Deputy Secretary Wally Adeyemo: No, they would not, Senator.

Senator Warren: Well, if I paid my friend Sherrod, paid him back for buying me a cup of coffee – would the IRS know about it?

Deputy Secretary Wally Adeyemo: No, they would not, Senator.

Senator Warren: Would anything, anything at all, in this proposal cause the IRS to increase audit rates on folks making less than $400,000?

Deputy Secretary Wally Adeyemo: No, Senator, it would actually allow us to reduce audits on those individuals and increase our ability to go after those who are more likely to cheat the system by underpaying their taxes, which are wealthy taxpayers.

Senator Warren: Well, thank you, Deputy Secretary. You know, this proposal would help un-rig our tax system just a little bit, making sure that the wealthy have to pay the taxes they owe, just like everyone else does. So tell me, why have the lobbyists been fighting this proposal so fiercely? Small businesses have been putting together W-2s for their employees every year for a zillion years – don’t tell me that the banks can’t do this.

Deputy Secretary Wally Adeyemo: Senator, those who don’t seek to pay their fair share will go to no ends to try and avoid taxation, and that’s exactly what we’re seeing here. The President’s goal ultimately is to level the playing field so that wealthy individuals have to pay taxes in the same way that working class pay every day in America.

Senator Warren: Well, thank you very much.

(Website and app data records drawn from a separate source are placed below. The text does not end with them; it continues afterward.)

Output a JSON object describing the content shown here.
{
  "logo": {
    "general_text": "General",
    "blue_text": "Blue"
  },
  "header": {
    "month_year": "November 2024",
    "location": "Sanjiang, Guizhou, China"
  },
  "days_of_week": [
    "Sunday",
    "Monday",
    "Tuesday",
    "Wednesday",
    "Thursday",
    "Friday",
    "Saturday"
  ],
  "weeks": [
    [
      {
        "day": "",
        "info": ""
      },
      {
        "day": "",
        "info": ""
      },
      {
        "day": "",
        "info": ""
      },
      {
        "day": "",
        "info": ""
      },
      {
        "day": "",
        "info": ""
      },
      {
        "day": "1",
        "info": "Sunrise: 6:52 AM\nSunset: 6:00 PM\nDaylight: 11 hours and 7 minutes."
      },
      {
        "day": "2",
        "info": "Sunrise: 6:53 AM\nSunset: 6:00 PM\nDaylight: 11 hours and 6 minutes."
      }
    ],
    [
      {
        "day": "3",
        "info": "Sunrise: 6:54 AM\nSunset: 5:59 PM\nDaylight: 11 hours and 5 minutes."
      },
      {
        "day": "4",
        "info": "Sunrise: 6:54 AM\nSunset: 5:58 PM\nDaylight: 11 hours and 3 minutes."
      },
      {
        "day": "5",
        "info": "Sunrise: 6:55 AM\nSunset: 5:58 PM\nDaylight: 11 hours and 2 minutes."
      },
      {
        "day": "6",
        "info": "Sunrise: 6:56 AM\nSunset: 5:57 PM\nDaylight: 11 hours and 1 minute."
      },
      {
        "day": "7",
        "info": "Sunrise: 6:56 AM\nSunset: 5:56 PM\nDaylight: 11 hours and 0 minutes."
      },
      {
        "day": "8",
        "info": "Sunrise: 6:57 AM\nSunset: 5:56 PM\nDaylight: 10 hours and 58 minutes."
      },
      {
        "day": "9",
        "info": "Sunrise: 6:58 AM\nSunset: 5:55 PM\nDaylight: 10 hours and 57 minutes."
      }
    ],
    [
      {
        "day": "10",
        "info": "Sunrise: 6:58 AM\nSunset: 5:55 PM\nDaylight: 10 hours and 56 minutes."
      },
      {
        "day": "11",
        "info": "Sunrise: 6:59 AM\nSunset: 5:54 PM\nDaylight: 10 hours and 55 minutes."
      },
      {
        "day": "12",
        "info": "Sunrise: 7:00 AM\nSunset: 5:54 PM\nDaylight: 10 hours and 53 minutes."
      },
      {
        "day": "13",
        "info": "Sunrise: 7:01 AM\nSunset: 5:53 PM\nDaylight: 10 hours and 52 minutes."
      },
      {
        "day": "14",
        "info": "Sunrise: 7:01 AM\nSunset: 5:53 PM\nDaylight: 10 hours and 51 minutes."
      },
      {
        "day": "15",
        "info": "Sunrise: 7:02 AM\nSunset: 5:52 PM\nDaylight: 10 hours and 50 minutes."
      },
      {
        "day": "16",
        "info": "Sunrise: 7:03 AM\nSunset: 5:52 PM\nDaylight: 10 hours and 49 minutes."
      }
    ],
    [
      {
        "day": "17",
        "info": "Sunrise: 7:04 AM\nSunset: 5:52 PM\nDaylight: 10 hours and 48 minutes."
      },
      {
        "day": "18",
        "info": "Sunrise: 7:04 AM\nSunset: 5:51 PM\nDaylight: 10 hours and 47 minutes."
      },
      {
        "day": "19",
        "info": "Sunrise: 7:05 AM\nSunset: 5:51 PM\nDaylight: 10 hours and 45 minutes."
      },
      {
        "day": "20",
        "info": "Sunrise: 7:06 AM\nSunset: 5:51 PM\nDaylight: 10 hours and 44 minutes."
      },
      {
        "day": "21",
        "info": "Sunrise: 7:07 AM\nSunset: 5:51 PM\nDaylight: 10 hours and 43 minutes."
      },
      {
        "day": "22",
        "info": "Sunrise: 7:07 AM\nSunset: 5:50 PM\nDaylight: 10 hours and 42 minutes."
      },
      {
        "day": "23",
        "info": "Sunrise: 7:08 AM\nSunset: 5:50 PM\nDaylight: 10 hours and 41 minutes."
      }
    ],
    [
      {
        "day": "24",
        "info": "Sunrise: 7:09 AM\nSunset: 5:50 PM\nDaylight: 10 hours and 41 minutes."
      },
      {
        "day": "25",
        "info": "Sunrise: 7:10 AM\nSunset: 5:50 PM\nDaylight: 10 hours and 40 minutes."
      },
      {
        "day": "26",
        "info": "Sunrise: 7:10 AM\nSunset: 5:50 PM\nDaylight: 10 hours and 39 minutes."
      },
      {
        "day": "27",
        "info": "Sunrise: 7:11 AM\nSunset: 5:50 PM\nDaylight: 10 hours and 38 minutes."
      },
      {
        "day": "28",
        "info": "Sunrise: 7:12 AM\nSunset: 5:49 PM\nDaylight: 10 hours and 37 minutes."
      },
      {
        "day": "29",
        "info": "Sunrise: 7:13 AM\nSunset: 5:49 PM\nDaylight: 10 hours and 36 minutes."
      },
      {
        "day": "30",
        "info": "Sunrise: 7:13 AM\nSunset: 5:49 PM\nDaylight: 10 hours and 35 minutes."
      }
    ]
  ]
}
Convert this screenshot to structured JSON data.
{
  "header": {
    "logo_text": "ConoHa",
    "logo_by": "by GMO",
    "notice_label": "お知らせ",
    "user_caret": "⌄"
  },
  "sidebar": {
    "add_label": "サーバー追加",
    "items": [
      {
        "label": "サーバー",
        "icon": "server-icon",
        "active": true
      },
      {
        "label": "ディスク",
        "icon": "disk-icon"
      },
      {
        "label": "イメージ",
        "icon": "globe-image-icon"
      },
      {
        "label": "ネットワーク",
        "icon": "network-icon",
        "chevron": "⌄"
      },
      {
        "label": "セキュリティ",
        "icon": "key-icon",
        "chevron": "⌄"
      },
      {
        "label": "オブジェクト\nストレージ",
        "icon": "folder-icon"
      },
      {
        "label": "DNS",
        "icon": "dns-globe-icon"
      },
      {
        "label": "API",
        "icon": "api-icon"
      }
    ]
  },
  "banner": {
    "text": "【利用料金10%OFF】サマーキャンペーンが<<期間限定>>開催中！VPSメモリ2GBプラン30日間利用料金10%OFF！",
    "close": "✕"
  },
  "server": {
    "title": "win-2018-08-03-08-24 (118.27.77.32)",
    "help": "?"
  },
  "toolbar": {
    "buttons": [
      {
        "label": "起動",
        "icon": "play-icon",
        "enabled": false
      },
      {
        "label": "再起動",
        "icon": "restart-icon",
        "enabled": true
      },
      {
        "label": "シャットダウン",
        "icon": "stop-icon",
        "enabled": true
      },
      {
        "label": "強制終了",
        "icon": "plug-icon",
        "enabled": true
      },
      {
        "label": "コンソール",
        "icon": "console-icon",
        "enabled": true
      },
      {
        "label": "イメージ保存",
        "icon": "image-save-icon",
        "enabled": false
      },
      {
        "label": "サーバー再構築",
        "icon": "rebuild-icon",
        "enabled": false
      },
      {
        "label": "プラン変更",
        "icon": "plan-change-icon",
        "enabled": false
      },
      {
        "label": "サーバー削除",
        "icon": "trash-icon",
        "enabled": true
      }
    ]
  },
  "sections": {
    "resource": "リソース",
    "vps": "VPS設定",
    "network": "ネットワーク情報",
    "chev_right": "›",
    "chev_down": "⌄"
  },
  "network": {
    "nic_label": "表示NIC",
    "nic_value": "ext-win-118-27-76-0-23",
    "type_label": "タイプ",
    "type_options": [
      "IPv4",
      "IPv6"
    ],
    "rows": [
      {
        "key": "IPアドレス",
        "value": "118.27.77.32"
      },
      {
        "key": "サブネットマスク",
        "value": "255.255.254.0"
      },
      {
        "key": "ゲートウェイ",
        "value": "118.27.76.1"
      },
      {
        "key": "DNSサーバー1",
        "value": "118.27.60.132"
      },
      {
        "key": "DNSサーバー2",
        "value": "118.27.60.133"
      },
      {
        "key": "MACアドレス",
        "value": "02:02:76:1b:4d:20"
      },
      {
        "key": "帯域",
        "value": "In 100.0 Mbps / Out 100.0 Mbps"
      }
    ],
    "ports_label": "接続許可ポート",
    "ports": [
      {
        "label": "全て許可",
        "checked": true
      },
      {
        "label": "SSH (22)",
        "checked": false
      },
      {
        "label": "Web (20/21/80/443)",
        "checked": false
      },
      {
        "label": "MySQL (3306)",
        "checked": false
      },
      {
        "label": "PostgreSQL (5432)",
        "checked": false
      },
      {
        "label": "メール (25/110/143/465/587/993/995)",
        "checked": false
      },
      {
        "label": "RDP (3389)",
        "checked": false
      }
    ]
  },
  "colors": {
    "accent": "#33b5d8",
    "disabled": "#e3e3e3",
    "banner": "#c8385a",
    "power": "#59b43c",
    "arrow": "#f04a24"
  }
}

You know, the Democrats are fighting for tax reforms that will help ensure that the very rich and giant corporations start paying their fair share. And, I get it, that the lobbyists and the rich people that they represent are going to fight us with everything they’ve got, including spending millions on these campaigns, but we need to make the tax system fairer, and this is one of the critical ways we can do it. Thank you for your help on this. Thank you, Mr. Chairman.